PROBLEM STATEMENT => If a record holds a picture, please leave the picture out and copy the rest of the record exactly.

PROVIDED MATERIAL =>
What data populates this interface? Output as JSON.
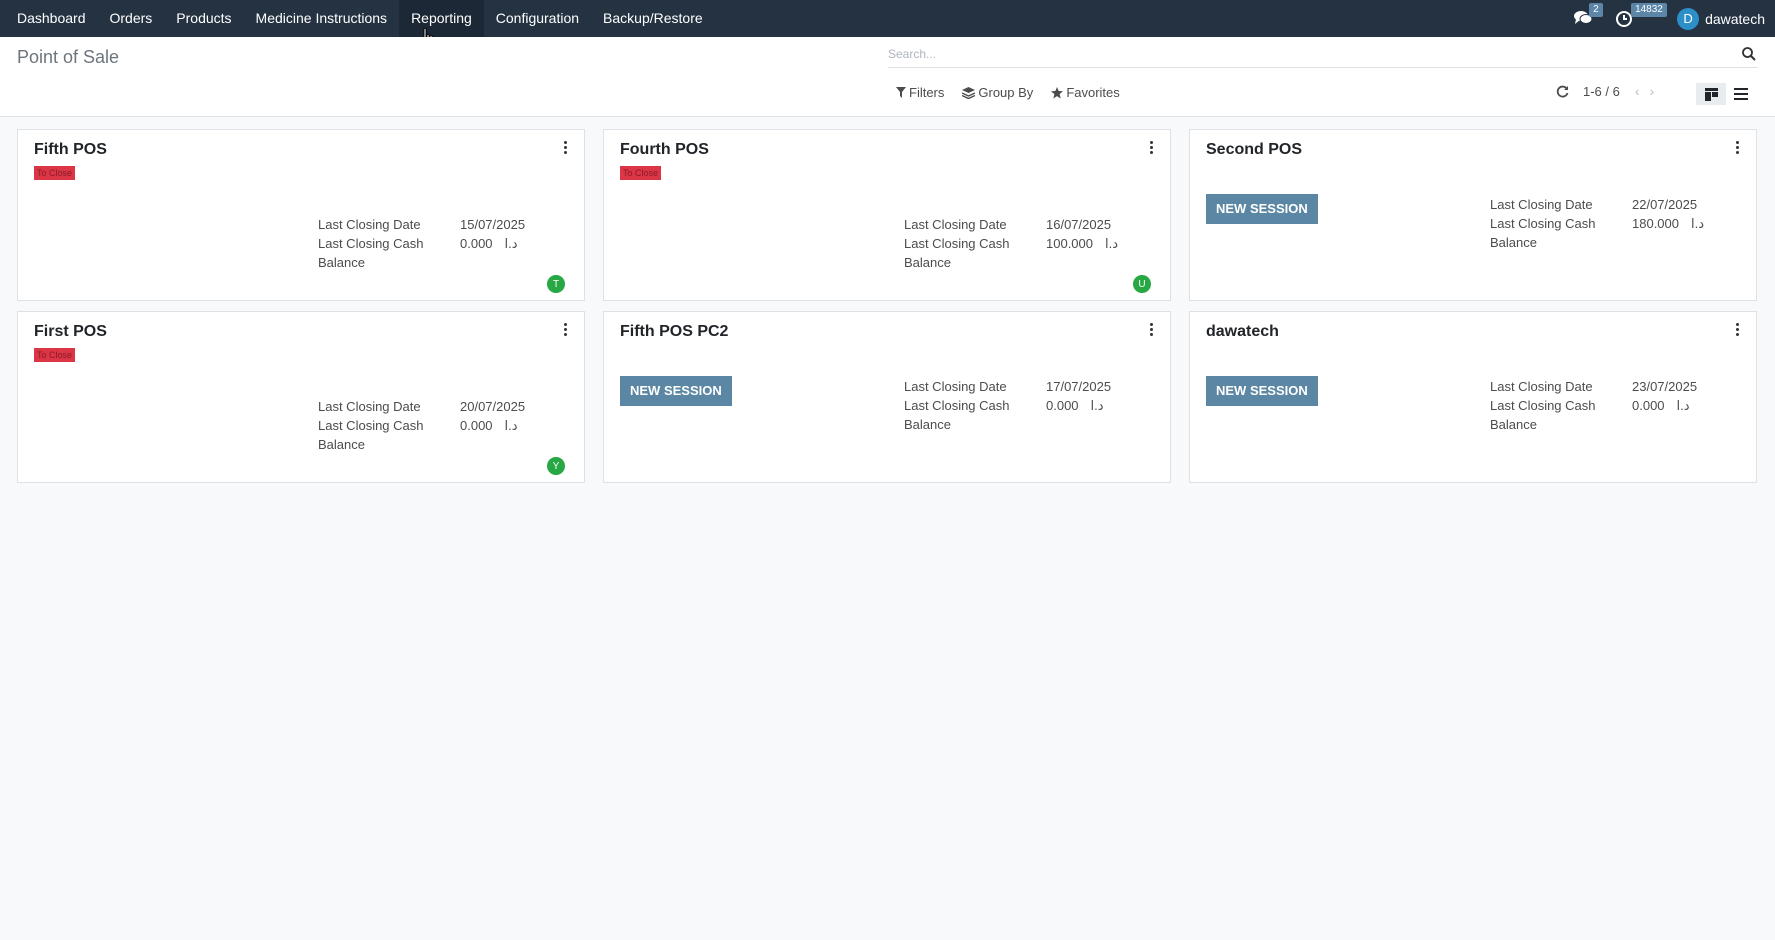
{
  "nav": {
    "items": [
      "Dashboard",
      "Orders",
      "Products",
      "Medicine Instructions",
      "Reporting",
      "Configuration",
      "Backup/Restore"
    ],
    "messages_badge": "2",
    "activities_badge": "14832",
    "user_initial": "D",
    "user_name": "dawatech"
  },
  "control_panel": {
    "title": "Point of Sale",
    "search_placeholder": "Search...",
    "filters": "Filters",
    "group_by": "Group By",
    "favorites": "Favorites",
    "pager_value": "1-6 / 6"
  },
  "cards": [
    {
      "name": "Fifth POS",
      "status": "To Close",
      "button": "",
      "date_label": "Last Closing Date",
      "date": "15/07/2025",
      "cash_label": "Last Closing Cash",
      "cash": "0.000",
      "currency": "د.ا",
      "balance_label": "Balance",
      "user_initial": "T"
    },
    {
      "name": "Fourth POS",
      "status": "To Close",
      "button": "",
      "date_label": "Last Closing Date",
      "date": "16/07/2025",
      "cash_label": "Last Closing Cash",
      "cash": "100.000",
      "currency": "د.ا",
      "balance_label": "Balance",
      "user_initial": "U"
    },
    {
      "name": "Second POS",
      "status": "",
      "button": "NEW SESSION",
      "date_label": "Last Closing Date",
      "date": "22/07/2025",
      "cash_label": "Last Closing Cash",
      "cash": "180.000",
      "currency": "د.ا",
      "balance_label": "Balance",
      "user_initial": ""
    },
    {
      "name": "First POS",
      "status": "To Close",
      "button": "",
      "date_label": "Last Closing Date",
      "date": "20/07/2025",
      "cash_label": "Last Closing Cash",
      "cash": "0.000",
      "currency": "د.ا",
      "balance_label": "Balance",
      "user_initial": "Y"
    },
    {
      "name": "Fifth POS PC2",
      "status": "",
      "button": "NEW SESSION",
      "date_label": "Last Closing Date",
      "date": "17/07/2025",
      "cash_label": "Last Closing Cash",
      "cash": "0.000",
      "currency": "د.ا",
      "balance_label": "Balance",
      "user_initial": ""
    },
    {
      "name": "dawatech",
      "status": "",
      "button": "NEW SESSION",
      "date_label": "Last Closing Date",
      "date": "23/07/2025",
      "cash_label": "Last Closing Cash",
      "cash": "0.000",
      "currency": "د.ا",
      "balance_label": "Balance",
      "user_initial": ""
    }
  ]
}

TASK RESULT =>
What data populates this interface? Output as JSON.
{
  "nav": {
    "items": [
      "Dashboard",
      "Orders",
      "Products",
      "Medicine Instructions",
      "Reporting",
      "Configuration",
      "Backup/Restore"
    ],
    "messages_badge": "2",
    "activities_badge": "14832",
    "user_initial": "D",
    "user_name": "dawatech"
  },
  "control_panel": {
    "title": "Point of Sale",
    "search_placeholder": "Search...",
    "filters": "Filters",
    "group_by": "Group By",
    "favorites": "Favorites",
    "pager_value": "1-6 / 6"
  },
  "cards": [
    {
      "name": "Fifth POS",
      "status": "To Close",
      "button": "",
      "date_label": "Last Closing Date",
      "date": "15/07/2025",
      "cash_label": "Last Closing Cash",
      "cash": "0.000",
      "currency": "د.ا",
      "balance_label": "Balance",
      "user_initial": "T"
    },
    {
      "name": "Fourth POS",
      "status": "To Close",
      "button": "",
      "date_label": "Last Closing Date",
      "date": "16/07/2025",
      "cash_label": "Last Closing Cash",
      "cash": "100.000",
      "currency": "د.ا",
      "balance_label": "Balance",
      "user_initial": "U"
    },
    {
      "name": "Second POS",
      "status": "",
      "button": "NEW SESSION",
      "date_label": "Last Closing Date",
      "date": "22/07/2025",
      "cash_label": "Last Closing Cash",
      "cash": "180.000",
      "currency": "د.ا",
      "balance_label": "Balance",
      "user_initial": ""
    },
    {
      "name": "First POS",
      "status": "To Close",
      "button": "",
      "date_label": "Last Closing Date",
      "date": "20/07/2025",
      "cash_label": "Last Closing Cash",
      "cash": "0.000",
      "currency": "د.ا",
      "balance_label": "Balance",
      "user_initial": "Y"
    },
    {
      "name": "Fifth POS PC2",
      "status": "",
      "button": "NEW SESSION",
      "date_label": "Last Closing Date",
      "date": "17/07/2025",
      "cash_label": "Last Closing Cash",
      "cash": "0.000",
      "currency": "د.ا",
      "balance_label": "Balance",
      "user_initial": ""
    },
    {
      "name": "dawatech",
      "status": "",
      "button": "NEW SESSION",
      "date_label": "Last Closing Date",
      "date": "23/07/2025",
      "cash_label": "Last Closing Cash",
      "cash": "0.000",
      "currency": "د.ا",
      "balance_label": "Balance",
      "user_initial": ""
    }
  ]
}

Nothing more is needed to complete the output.